Divided Opinions On The Matter
Many people have said it might be wrong for a city to simply decide to make a move like this on its own with others saying that the cashless policy is one that cannot really be fought. A member of Philadelphia’s Commerce Department was quoted expressing an opinion that
“modernization is going to happen with or without Philadelphia.”
Also, the American multinational company, Amazon, has also advised the city on this move, saying that doing this might stifle the company’s plot to situate an Amazon Go store in the city.
Why Philadelphia And Other Cities Are Fighting Cashless Businesses

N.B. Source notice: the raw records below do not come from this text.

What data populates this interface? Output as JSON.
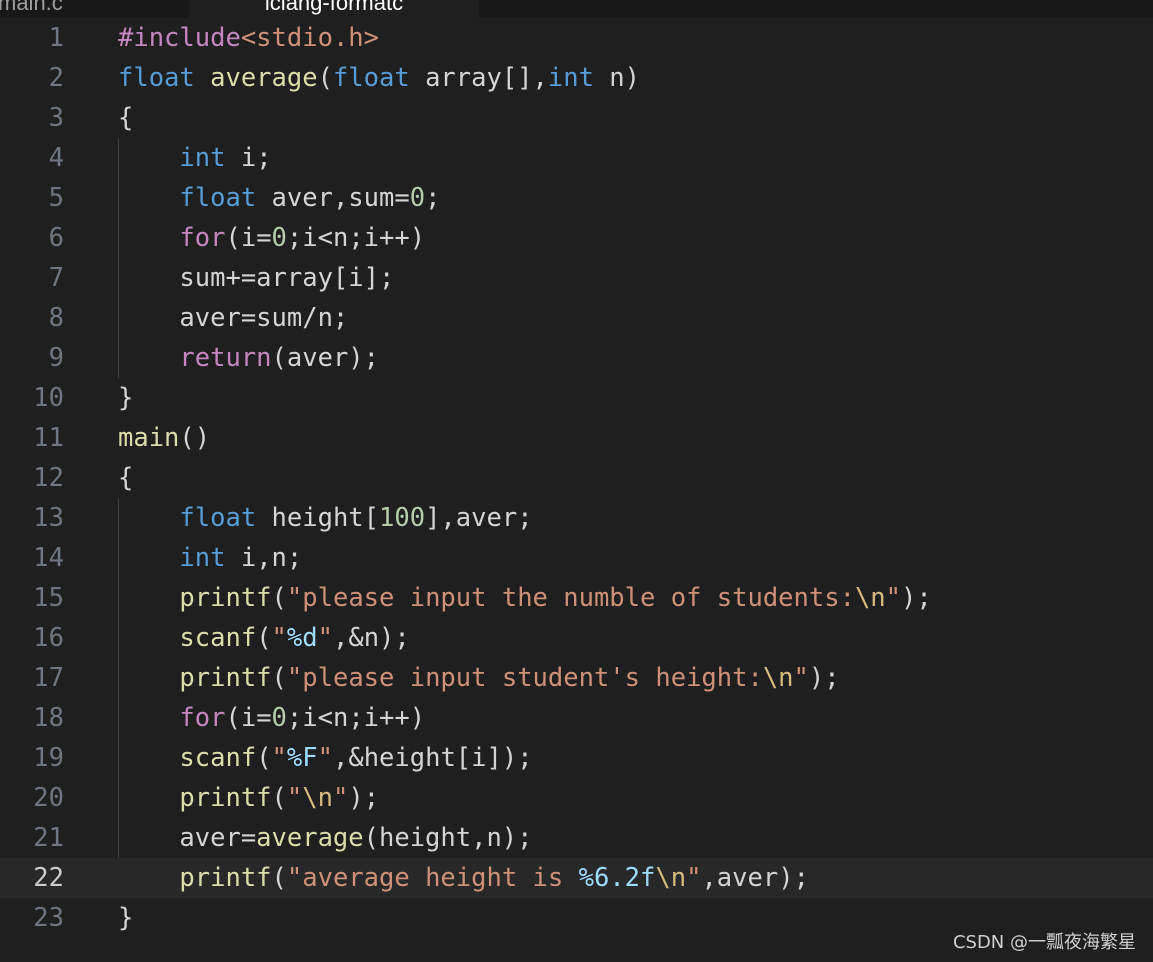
{
  "tabs": [
    {
      "label": "main.c",
      "active": false
    },
    {
      "label": "lclang-formatc",
      "active": true
    }
  ],
  "editor": {
    "current_line": 22,
    "lines": [
      {
        "n": "1",
        "tokens": [
          [
            "pre",
            "#include"
          ],
          [
            "inc",
            "<stdio.h>"
          ]
        ]
      },
      {
        "n": "2",
        "tokens": [
          [
            "kw-type",
            "float"
          ],
          [
            "var",
            " "
          ],
          [
            "fn",
            "average"
          ],
          [
            "var",
            "("
          ],
          [
            "kw-type",
            "float"
          ],
          [
            "var",
            " array[],"
          ],
          [
            "kw-type",
            "int"
          ],
          [
            "var",
            " n)"
          ]
        ]
      },
      {
        "n": "3",
        "tokens": [
          [
            "var",
            "{"
          ]
        ]
      },
      {
        "n": "4",
        "tokens": [
          [
            "var",
            "    "
          ],
          [
            "kw-type",
            "int"
          ],
          [
            "var",
            " i;"
          ]
        ]
      },
      {
        "n": "5",
        "tokens": [
          [
            "var",
            "    "
          ],
          [
            "kw-type",
            "float"
          ],
          [
            "var",
            " aver,sum="
          ],
          [
            "num",
            "0"
          ],
          [
            "var",
            ";"
          ]
        ]
      },
      {
        "n": "6",
        "tokens": [
          [
            "var",
            "    "
          ],
          [
            "kw-ctrl",
            "for"
          ],
          [
            "var",
            "(i="
          ],
          [
            "num",
            "0"
          ],
          [
            "var",
            ";i<n;i++)"
          ]
        ]
      },
      {
        "n": "7",
        "tokens": [
          [
            "var",
            "    sum+=array[i];"
          ]
        ]
      },
      {
        "n": "8",
        "tokens": [
          [
            "var",
            "    aver=sum/n;"
          ]
        ]
      },
      {
        "n": "9",
        "tokens": [
          [
            "var",
            "    "
          ],
          [
            "kw-ctrl",
            "return"
          ],
          [
            "var",
            "(aver);"
          ]
        ]
      },
      {
        "n": "10",
        "tokens": [
          [
            "var",
            "}"
          ]
        ]
      },
      {
        "n": "11",
        "tokens": [
          [
            "fn",
            "main"
          ],
          [
            "var",
            "()"
          ]
        ]
      },
      {
        "n": "12",
        "tokens": [
          [
            "var",
            "{"
          ]
        ]
      },
      {
        "n": "13",
        "tokens": [
          [
            "var",
            "    "
          ],
          [
            "kw-type",
            "float"
          ],
          [
            "var",
            " height["
          ],
          [
            "num",
            "100"
          ],
          [
            "var",
            "],aver;"
          ]
        ]
      },
      {
        "n": "14",
        "tokens": [
          [
            "var",
            "    "
          ],
          [
            "kw-type",
            "int"
          ],
          [
            "var",
            " i,n;"
          ]
        ]
      },
      {
        "n": "15",
        "tokens": [
          [
            "var",
            "    "
          ],
          [
            "fn",
            "printf"
          ],
          [
            "var",
            "("
          ],
          [
            "str",
            "\"please input the numble of students:"
          ],
          [
            "esc",
            "\\n"
          ],
          [
            "str",
            "\""
          ],
          [
            "var",
            ");"
          ]
        ]
      },
      {
        "n": "16",
        "tokens": [
          [
            "var",
            "    "
          ],
          [
            "fn",
            "scanf"
          ],
          [
            "var",
            "("
          ],
          [
            "str",
            "\""
          ],
          [
            "fmt",
            "%d"
          ],
          [
            "str",
            "\""
          ],
          [
            "var",
            ",&n);"
          ]
        ]
      },
      {
        "n": "17",
        "tokens": [
          [
            "var",
            "    "
          ],
          [
            "fn",
            "printf"
          ],
          [
            "var",
            "("
          ],
          [
            "str",
            "\"please input student's height:"
          ],
          [
            "esc",
            "\\n"
          ],
          [
            "str",
            "\""
          ],
          [
            "var",
            ");"
          ]
        ]
      },
      {
        "n": "18",
        "tokens": [
          [
            "var",
            "    "
          ],
          [
            "kw-ctrl",
            "for"
          ],
          [
            "var",
            "(i="
          ],
          [
            "num",
            "0"
          ],
          [
            "var",
            ";i<n;i++)"
          ]
        ]
      },
      {
        "n": "19",
        "tokens": [
          [
            "var",
            "    "
          ],
          [
            "fn",
            "scanf"
          ],
          [
            "var",
            "("
          ],
          [
            "str",
            "\""
          ],
          [
            "fmt",
            "%F"
          ],
          [
            "str",
            "\""
          ],
          [
            "var",
            ",&height[i]);"
          ]
        ]
      },
      {
        "n": "20",
        "tokens": [
          [
            "var",
            "    "
          ],
          [
            "fn",
            "printf"
          ],
          [
            "var",
            "("
          ],
          [
            "str",
            "\""
          ],
          [
            "esc",
            "\\n"
          ],
          [
            "str",
            "\""
          ],
          [
            "var",
            ");"
          ]
        ]
      },
      {
        "n": "21",
        "tokens": [
          [
            "var",
            "    aver="
          ],
          [
            "fn",
            "average"
          ],
          [
            "var",
            "(height,n);"
          ]
        ]
      },
      {
        "n": "22",
        "tokens": [
          [
            "var",
            "    "
          ],
          [
            "fn",
            "printf"
          ],
          [
            "var",
            "("
          ],
          [
            "str",
            "\"average height is "
          ],
          [
            "fmt",
            "%6.2f"
          ],
          [
            "esc",
            "\\n"
          ],
          [
            "str",
            "\""
          ],
          [
            "var",
            ",aver);"
          ]
        ]
      },
      {
        "n": "23",
        "tokens": [
          [
            "var",
            "}"
          ]
        ]
      }
    ]
  },
  "watermark": "CSDN @一瓢夜海繁星"
}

The bill was introduced in Philadelphia, by a council member named William Greenlee. William said his decision for the bill was made when he found out that even shops as small and straightforward as simple as a sandwich vendor, have also decided to stop receiving cash.
“Most of the people who don’t have credit tend to be lower income, minority, immigrants. It just seemed to me, if not intentional, at least a form of discrimination,”
said Greenlee. Now, he said, these stores have
“to do what businesses have been doing since Ben Franklin was walking the streets of Philadelphia.”
How widespread is the Cashless Policy?
Amazon, for example, is a strong proponent of the cashless policy. Presently, customers are asked to open Amazon accounts instead of using cash for payment because its bookstores do not receive cash. The accounts are expected to be connected to their credit cards so they can easily make payments with specifically designed machines provided. There also are many businesses including some restaurants in the New York City area that are completely cashless. Many of these businesses believe that
“digital payments are the future.”
One of these restaurants thinks that
“going cashless at our storefronts frees our employees from collecting, counting, recording, and depositing transactions,”
Furthermore, some staff at Cornwell Jackson – an accounting firm – has said:
“Cash transactions are a big source of loss when not monitored regularly against petty cash reconciliations…Cash is the most coveted form of theft, particularly for employees who suddenly experience an outside issue or concern that requires quick payment.”
Impediments to the Complete Implementation of A Cashless Society
It would seem, in all honesty, that the cashless policy might actually be disregarding people who earn very little. In Philadelphia, Reports have it that at least 400,000 people currently live below the poverty threshold in the city.
Also, a large percentage of these people do not even own bank accounts. The Federal Deposit Insurance Corporation also released a 2017 report, stating that 6.5 percent of all homes had little or no connection with the bank.
A shopper complaining about the policy said:
“Not everybody is able to buy a smartphone. But they are hungry too, and have $10 in their pockets and they would like to spend their legal American form of tender, known as cash, with you. As society and technology evolves, we must ask ourselves always, not just ‘can we’? But ‘should we’?”
There are also quite a few cities that have a large number of migrants that will be hit hard by such a policy. Los Angeles, for example, has a population where 8.6 percent do not have bank accounts. In places like this, many of them seem to be very reluctant regarding factors like requirements for minimum balance and also monthly charges.
Also speaking on this, Melany De La Cruz-Viesca who is the assistant director of the Asian American Studies Centre of UCLA also said:
“They pay for utilities, medical services, and their children’s education needs all through cash. “If we keep moving in this direction of a cashless system, what I see happening is a lot of the low-income immigrant groups in LA will fall out of the economy.”